In this regular column, Stowe Family Law solicitors answer readers’ questions on different legal issues. Today’s query goes to Angela Sussens, a Partner in our Leeds office.
“My friend is planning to marry a lady from Thailand in her country and then settling back in England with her. How do we make sure the marriage will be recognised over here?”
Getting married or entering a civil partnership abroad is much more commonplace these days than it used to be. It is easy to get lost in the excitement of pending nuptials and to overlook the need to ensure that all formalities are complied with, whether you are marrying abroad or in England. Each country has its own set of laws and procedural regulations that must be complied with to ensure that the marriage or civil partnership is valid and will be recognised in this country.
So it is important if you are planning to get married abroad that you have a full understanding of what procedural requirements must be complied with in good time before the ceremony. It is recommended that you contact the local authorities in Thailand (or whichever other country in which you may be planning to marry or enter a civil partnership), and find out just what you need to do. You may need to obtain official documents from the UK Government prior to your departure in order to proceed with the marriage overseas so it is important that you properly research what is needed before you get on the plane.
But provided you follow the correct procedure according to local law, the marriage or civil partnership should be recognised in the UK. Generally, English law recognises foreign marriages as long as they meet the following criteria:
- The ceremony must comply with the law of where the marriage takes place.
- Each party must have the capacity to enter into the marriage according to the law of the country in which they lived before the marriage.
- Any previous marriage of either party must firstly have been validly terminated – i.e. they must be legally divorced if they have previously married.

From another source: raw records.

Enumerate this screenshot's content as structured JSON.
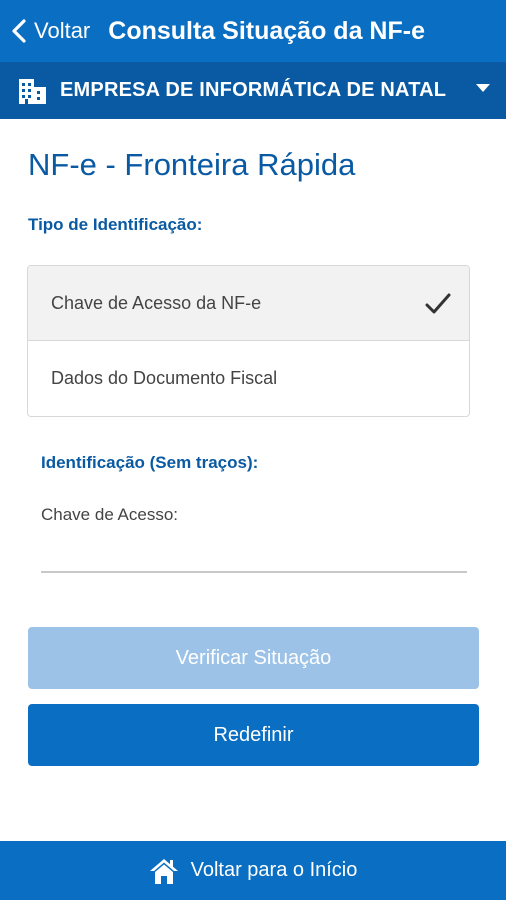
{
  "header": {
    "back_label": "Voltar",
    "title": "Consulta Situação da NF-e"
  },
  "company": {
    "name": "EMPRESA DE INFORMÁTICA DE NATAL",
    "icon": "building-icon"
  },
  "page": {
    "title": "NF-e - Fronteira Rápida"
  },
  "identification_type": {
    "label": "Tipo de Identificação:",
    "options": [
      {
        "label": "Chave de Acesso da NF-e",
        "selected": true
      },
      {
        "label": "Dados do Documento Fiscal",
        "selected": false
      }
    ]
  },
  "identification": {
    "label": "Identificação (Sem traços):",
    "field_label": "Chave de Acesso:",
    "field_value": ""
  },
  "buttons": {
    "verify_label": "Verificar Situação",
    "reset_label": "Redefinir"
  },
  "footer": {
    "label": "Voltar para o Início",
    "icon": "home-icon"
  },
  "colors": {
    "primary": "#0a6fc2",
    "primary_dark": "#0a5aa3",
    "disabled_button": "#9cc3e7"
  }
}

Getting married in England and Wales
But what about back home? To legally marry in England and Wales, it is necessary to adhere to the following regulations:
- You must give notice at your local register office.
- You must have a religious or civil ceremony, usually at least 28 days after giving notice, although there are some instances when the notice period can be reduced.
Following the ceremony, the parties, and two witnesses, are required to sign the marriage register or civil partnership document. Thereafter, it is necessary to register the marriage or civil partnership. A copy of the marriage or civil partnership certificate should be retained to prove your marital status in the future, although copies can be obtained if required.
Angela Sussens joined Stowe Family Law as a trainee solicitor back in 2004 and qualified in 2006. She has demonstrated an aptitude for all aspects of family law, and in particular financial settlements on divorce. Angela regularly acts on behalf of high net worth clients in complex cases involving foreign jurisdictions, trusts, companies and offshore assets.